Locations
Canada
Institute Of Nutraceuticals and Functional Foods (INAF), Laval University
Quebec, Canada, G1V 0A6
Sponsors and Collaborators
Laval University
Institute of Nutraceutical and Functional Foods (INAF)
Canadian Diabetes Association
Diabete Quebec
  More Information

No publications provided

Responsible Party: Helene Jacques, Professor, Ph.D., Dt.P., Laval University
ClinicalTrials.gov Identifier: NCT01766557     History of Changes
Other Study ID Numbers: PCOS-09-08-078
Study First Received: October 2, 2012
Last Updated: February 6, 2014
Health Authority: Canada: Canadian Institutes of Health Research
Canada: Ethics Review Committee

Keywords provided by Laval University:
Polycystic ovarian syndrome, sex hormones, ovarian function, women, fish protein, insulin sensitivity, glucose tolerance, β-cell function, inflammation

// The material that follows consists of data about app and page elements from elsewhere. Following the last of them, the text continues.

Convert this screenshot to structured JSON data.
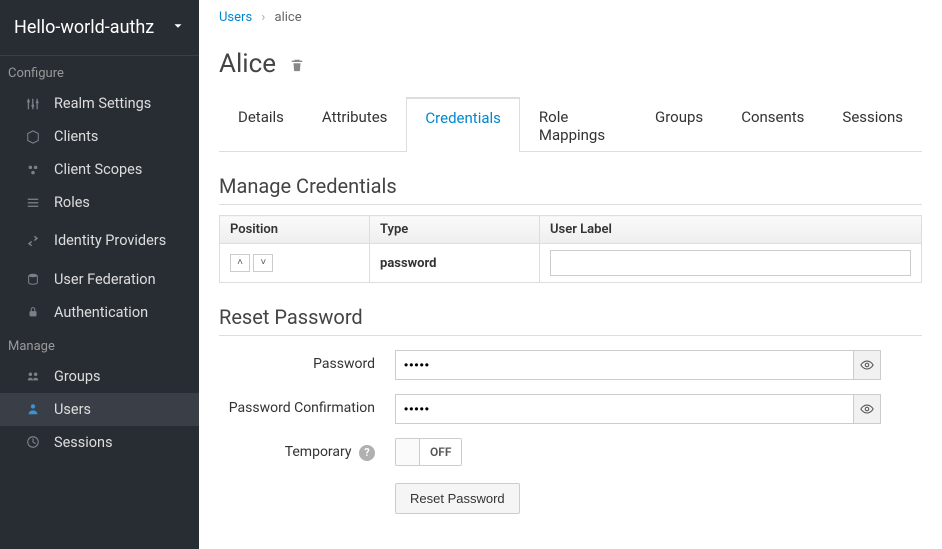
{
  "realm": {
    "name": "Hello-world-authz"
  },
  "sidebar": {
    "configure_label": "Configure",
    "manage_label": "Manage",
    "configure": [
      {
        "label": "Realm Settings",
        "icon": "sliders-icon"
      },
      {
        "label": "Clients",
        "icon": "cube-icon"
      },
      {
        "label": "Client Scopes",
        "icon": "scopes-icon"
      },
      {
        "label": "Roles",
        "icon": "list-icon"
      },
      {
        "label": "Identity Providers",
        "icon": "exchange-icon"
      },
      {
        "label": "User Federation",
        "icon": "database-icon"
      },
      {
        "label": "Authentication",
        "icon": "lock-icon"
      }
    ],
    "manage": [
      {
        "label": "Groups",
        "icon": "group-icon",
        "active": false
      },
      {
        "label": "Users",
        "icon": "user-icon",
        "active": true
      },
      {
        "label": "Sessions",
        "icon": "clock-icon",
        "active": false
      }
    ]
  },
  "breadcrumb": {
    "root": "Users",
    "current": "alice"
  },
  "page": {
    "title": "Alice"
  },
  "tabs": [
    {
      "label": "Details",
      "active": false
    },
    {
      "label": "Attributes",
      "active": false
    },
    {
      "label": "Credentials",
      "active": true
    },
    {
      "label": "Role Mappings",
      "active": false
    },
    {
      "label": "Groups",
      "active": false
    },
    {
      "label": "Consents",
      "active": false
    },
    {
      "label": "Sessions",
      "active": false
    }
  ],
  "manage_credentials": {
    "heading": "Manage Credentials",
    "columns": {
      "position": "Position",
      "type": "Type",
      "user_label": "User Label"
    },
    "rows": [
      {
        "type": "password",
        "user_label": ""
      }
    ]
  },
  "reset_password": {
    "heading": "Reset Password",
    "password_label": "Password",
    "password_value": "•••••",
    "confirm_label": "Password Confirmation",
    "confirm_value": "•••••",
    "temporary_label": "Temporary",
    "temporary_value": "OFF",
    "button": "Reset Password"
  }
}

Additional relevant MeSH terms:
Polycystic Ovary Syndrome
Insulin Resistance
Ovarian Cysts
Cysts
Neoplasms
Ovarian Diseases
Adnexal Diseases
Genital Diseases, Female
Gonadal Disorders
Endocrine System Diseases
Hyperinsulinism
Glucose Metabolism Disorders
Metabolic Diseases
Insulin
Hypoglycemic Agents
Physiological Effects of Drugs
Pharmacologic Actions

ClinicalTrials.gov processed this record on August 26, 2014